By John Henry Ledwith | January 11, 2017
National Sales Manager, ETR
We’ve had some seriously rainy weather in Northern California this past week. The storm outside was a good incentive for me to do a little clean-up and organizing inside.
As I opened file drawers and cabinet doors, I ploughed through several years’ worth of articles, notes, photos and papers. Some were still keepers. And others—ideas past their prime—went off to recycle.
One of the “good finds” in the process was my hardcopy of this old AJPH article about my friend and mentor Bill Kane. If you didn’t know Bill, you should take a look at the article. Bill was a consummate model of how to do public health work with passion, and he is one of our true heroes of school health education.
Bill had a thousand great ideas, but two of the most important to him were mentorship and advocacy. When he mentored a student or young professional or colleague, he didn’t sit around sharing his personal wisdom with them. He got out in the world and opened doors for them. He created opportunities for people to step into leadership roles.
He was also a big fan of the power of advocacy. Remember Standard 8 in the National Health Education Standards? Students will demonstrate the ability to advocate for personal, family, and community health. Bill was on the committee that first crafted these standards, and this one’s got his name written all over it.
It seems like fate, somehow, that at the same time I pulled out the article about Bill, I found this memorable vacation photo of my siblings and I in front of the U.S. Capitol Building.
Yes, there we all are. I’m the one second from the left, with the skinny legs and the black socks (it was an acceptable fashion statement at the time).
My parents were firm believers in educating their children about participatory democracy. They wanted us to understand how to evaluate information and draw intelligent conclusions about the governance of our nation. They wanted us to feel confident speaking to our representatives (the notebook you see in my hand was to record the name of our member of congress and write down questions I’d like to ask him). They wanted us to know how to advocate effectively for the things we believed in.
Their strategy must have worked. To this day, my sibs and I are all happy to express our opinions to just about anyone on any number of topics. We don’t always agree, but we’ve learned to listen to one another with respect, debate our differences honorably, and take personal steps we believe will make a difference.
This is one of the reasons I believe, along with Bill Kane, that advocacy is such an important subject to teach young people today. And, like Bill, I think health education is a great pathway into the process of advocacy.

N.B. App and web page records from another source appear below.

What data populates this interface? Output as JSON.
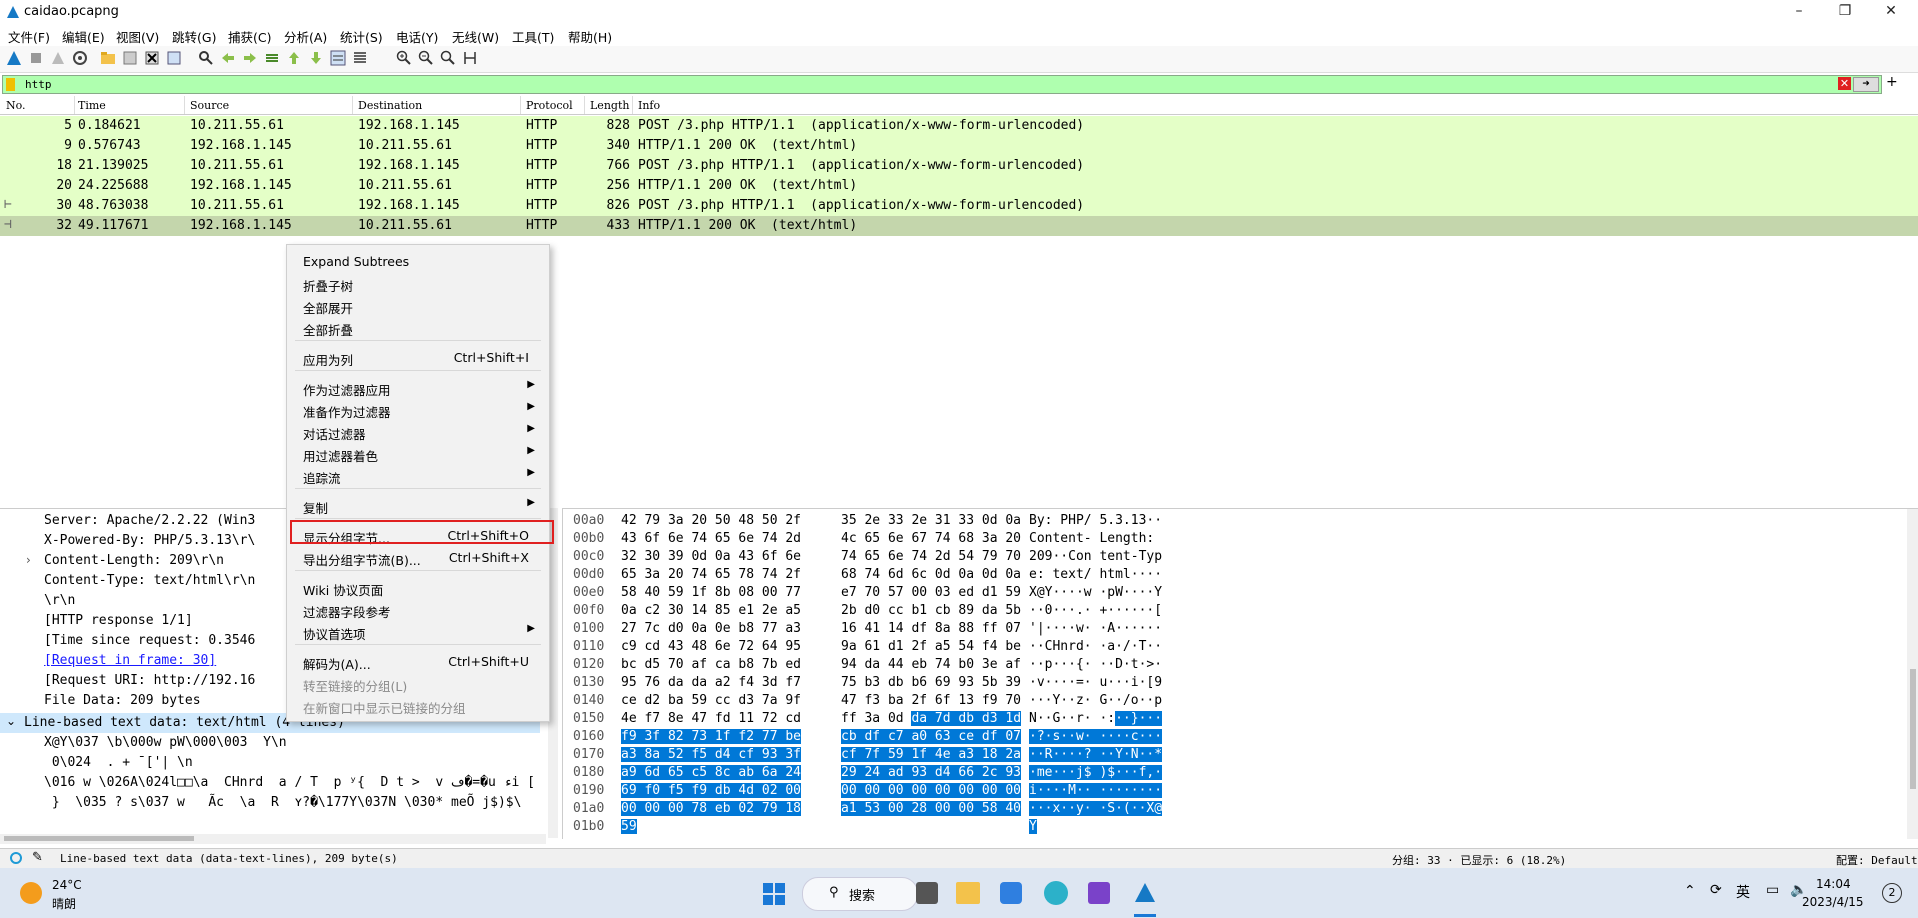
{
  "window": {
    "title": "caidao.pcapng"
  },
  "menu": [
    "文件(F)",
    "编辑(E)",
    "视图(V)",
    "跳转(G)",
    "捕获(C)",
    "分析(A)",
    "统计(S)",
    "电话(Y)",
    "无线(W)",
    "工具(T)",
    "帮助(H)"
  ],
  "filter": {
    "value": "http"
  },
  "packet_list": {
    "columns": [
      "No.",
      "Time",
      "Source",
      "Destination",
      "Protocol",
      "Length",
      "Info"
    ],
    "rows": [
      {
        "no": "5",
        "time": "0.184621",
        "src": "10.211.55.61",
        "dst": "192.168.1.145",
        "proto": "HTTP",
        "len": "828",
        "info": "POST /3.php HTTP/1.1  (application/x-www-form-urlencoded)"
      },
      {
        "no": "9",
        "time": "0.576743",
        "src": "192.168.1.145",
        "dst": "10.211.55.61",
        "proto": "HTTP",
        "len": "340",
        "info": "HTTP/1.1 200 OK  (text/html)"
      },
      {
        "no": "18",
        "time": "21.139025",
        "src": "10.211.55.61",
        "dst": "192.168.1.145",
        "proto": "HTTP",
        "len": "766",
        "info": "POST /3.php HTTP/1.1  (application/x-www-form-urlencoded)"
      },
      {
        "no": "20",
        "time": "24.225688",
        "src": "192.168.1.145",
        "dst": "10.211.55.61",
        "proto": "HTTP",
        "len": "256",
        "info": "HTTP/1.1 200 OK  (text/html)"
      },
      {
        "no": "30",
        "time": "48.763038",
        "src": "10.211.55.61",
        "dst": "192.168.1.145",
        "proto": "HTTP",
        "len": "826",
        "info": "POST /3.php HTTP/1.1  (application/x-www-form-urlencoded)"
      },
      {
        "no": "32",
        "time": "49.117671",
        "src": "192.168.1.145",
        "dst": "10.211.55.61",
        "proto": "HTTP",
        "len": "433",
        "info": "HTTP/1.1 200 OK  (text/html)"
      }
    ]
  },
  "details": {
    "lines": [
      "Server: Apache/2.2.22 (Win3",
      "X-Powered-By: PHP/5.3.13\\r\\",
      "Content-Length: 209\\r\\n",
      "Content-Type: text/html\\r\\n",
      "\\r\\n",
      "[HTTP response 1/1]",
      "[Time since request: 0.3546",
      "[Request in frame: 30]",
      "[Request URI: http://192.16",
      "File Data: 209 bytes",
      "Line-based text data: text/html (4 lines)",
      "X@Y\\037 \\b\\000w pW\\000\\003  Y\\n",
      " 0\\024  . + ̄ ['| \\n",
      "\\016 w \\026A\\024l□□\\a  CHnrd  a / T  p ʸ{  D t >  v ڡ�=�u ءi [",
      " }  \\035 ? s\\037 w   Ãc  \\a  R  ʏ?�\\177Y\\037N \\030* meÕ j$)$\\"
    ]
  },
  "hex": {
    "offsets": [
      "00a0",
      "00b0",
      "00c0",
      "00d0",
      "00e0",
      "00f0",
      "0100",
      "0110",
      "0120",
      "0130",
      "0140",
      "0150",
      "0160",
      "0170",
      "0180",
      "0190",
      "01a0",
      "01b0"
    ],
    "rows": [
      [
        "42 79 3a 20 50 48 50 2f",
        "35 2e 33 2e 31 33 0d 0a",
        "By: PHP/ 5.3.13··"
      ],
      [
        "43 6f 6e 74 65 6e 74 2d",
        "4c 65 6e 67 74 68 3a 20",
        "Content- Length:"
      ],
      [
        "32 30 39 0d 0a 43 6f 6e",
        "74 65 6e 74 2d 54 79 70",
        "209··Con tent-Typ"
      ],
      [
        "65 3a 20 74 65 78 74 2f",
        "68 74 6d 6c 0d 0a 0d 0a",
        "e: text/ html····"
      ],
      [
        "58 40 59 1f 8b 08 00 77",
        "e7 70 57 00 03 ed d1 59",
        "X@Y····w ·pW····Y"
      ],
      [
        "0a c2 30 14 85 e1 2e a5",
        "2b d0 cc b1 cb 89 da 5b",
        "··0···.· +······["
      ],
      [
        "27 7c d0 0a 0e b8 77 a3",
        "16 41 14 df 8a 88 ff 07",
        "'|····w· ·A······"
      ],
      [
        "c9 cd 43 48 6e 72 64 95",
        "9a 61 d1 2f a5 54 f4 be",
        "··CHnrd· ·a·/·T··"
      ],
      [
        "bc d5 70 af ca b8 7b ed",
        "94 da 44 eb 74 b0 3e af",
        "··p···{· ··D·t·>·"
      ],
      [
        "95 76 da da a2 f4 3d f7",
        "75 b3 db b6 69 93 5b 39",
        "·v····=· u···i·[9"
      ],
      [
        "ce d2 ba 59 cc d3 7a 9f",
        "47 f3 ba 2f 6f 13 f9 70",
        "···Y··z· G··/o··p"
      ],
      [
        "4e f7 8e 47 fd 11 72 cd",
        "ff 3a 0d da 7d db d3 1d",
        "N··G··r· ·:··}···"
      ],
      [
        "f9 3f 82 73 1f f2 77 be",
        "cb df c7 a0 63 ce df 07",
        "·?·s··w· ····c···"
      ],
      [
        "a3 8a 52 f5 d4 cf 93 3f",
        "cf 7f 59 1f 4e a3 18 2a",
        "··R····? ··Y·N··*"
      ],
      [
        "a9 6d 65 c5 8c ab 6a 24",
        "29 24 ad 93 d4 66 2c 93",
        "·me···j$ )$···f,·"
      ],
      [
        "69 f0 f5 f9 db 4d 02 00",
        "00 00 00 00 00 00 00 00",
        "i····M·· ········"
      ],
      [
        "00 00 00 78 eb 02 79 18",
        "a1 53 00 28 00 00 58 40",
        "···x··y· ·S·(··X@"
      ],
      [
        "59",
        "",
        "Y"
      ]
    ]
  },
  "context_menu": {
    "items": [
      {
        "label": "Expand Subtrees",
        "shortcut": "",
        "sub": false,
        "disabled": false
      },
      {
        "label": "折叠子树",
        "shortcut": "",
        "sub": false,
        "disabled": false
      },
      {
        "label": "全部展开",
        "shortcut": "",
        "sub": false,
        "disabled": false
      },
      {
        "label": "全部折叠",
        "shortcut": "",
        "sub": false,
        "disabled": false
      },
      {
        "label": "应用为列",
        "shortcut": "Ctrl+Shift+I",
        "sub": false,
        "disabled": false
      },
      {
        "label": "作为过滤器应用",
        "shortcut": "",
        "sub": true,
        "disabled": false
      },
      {
        "label": "准备作为过滤器",
        "shortcut": "",
        "sub": true,
        "disabled": false
      },
      {
        "label": "对话过滤器",
        "shortcut": "",
        "sub": true,
        "disabled": false
      },
      {
        "label": "用过滤器着色",
        "shortcut": "",
        "sub": true,
        "disabled": false
      },
      {
        "label": "追踪流",
        "shortcut": "",
        "sub": true,
        "disabled": false
      },
      {
        "label": "复制",
        "shortcut": "",
        "sub": true,
        "disabled": false
      },
      {
        "label": "显示分组字节...",
        "shortcut": "Ctrl+Shift+O",
        "sub": false,
        "disabled": false
      },
      {
        "label": "导出分组字节流(B)...",
        "shortcut": "Ctrl+Shift+X",
        "sub": false,
        "disabled": false
      },
      {
        "label": "Wiki 协议页面",
        "shortcut": "",
        "sub": false,
        "disabled": false
      },
      {
        "label": "过滤器字段参考",
        "shortcut": "",
        "sub": false,
        "disabled": false
      },
      {
        "label": "协议首选项",
        "shortcut": "",
        "sub": true,
        "disabled": false
      },
      {
        "label": "解码为(A)...",
        "shortcut": "Ctrl+Shift+U",
        "sub": false,
        "disabled": false
      },
      {
        "label": "转至链接的分组(L)",
        "shortcut": "",
        "sub": false,
        "disabled": true
      },
      {
        "label": "在新窗口中显示已链接的分组",
        "shortcut": "",
        "sub": false,
        "disabled": true
      }
    ]
  },
  "status": {
    "field_text": "Line-based text data (data-text-lines), 209 byte(s)",
    "packets": "分组: 33 · 已显示: 6 (18.2%)",
    "profile": "配置: Default"
  },
  "taskbar": {
    "weather_temp": "24°C",
    "weather_desc": "晴朗",
    "search_label": "搜索",
    "ime": "英",
    "time": "14:04",
    "date": "2023/4/15",
    "notifications": "2"
  },
  "colors": {
    "row_bg": "#e4ffc7",
    "row_sel": "#c4d6ac",
    "filter_bg": "#afffaf",
    "hex_highlight": "#0078d7",
    "menu_highlight_border": "#e02020"
  }
}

We want young people to understand how to act as personal advocates for their own health—asking questions, getting the answers they need and making informed decisions about their behaviors. We want them to act as advocates within their families, supporting good choices about such things as seatbelts, tobacco use, nutrition, physical activity and emotional support. We hope they will also act as advocates at the community level, supporting better school health programs, for example, or working to reduce tobacco advertising near their schools.
There are so many positive byproducts of the practice of advocacy. It can help build self-esteem, strengthen community and create norms supporting mutual respect. Now, more than ever, aren’t these some of the qualities we most want to see in our children and schools? (By the way, if you’re not quite sure whether you can act as an advocate yourself because of your work setting, you might want to take a look at this post by my colleague Vignetta Charles.)
I’m living proof. If you build a love of advocacy early on in a child’s life, it’s a devotion that can last a lifetime.
What are some of the ways you’re helping students learn about and practice advocacy? I’d love to hear about what you’re doing.
John Henry Ledwith is ETR’s Senior Sales Manager. He can be reached at firstname.lastname@example.org. He would love to hear comments on this post!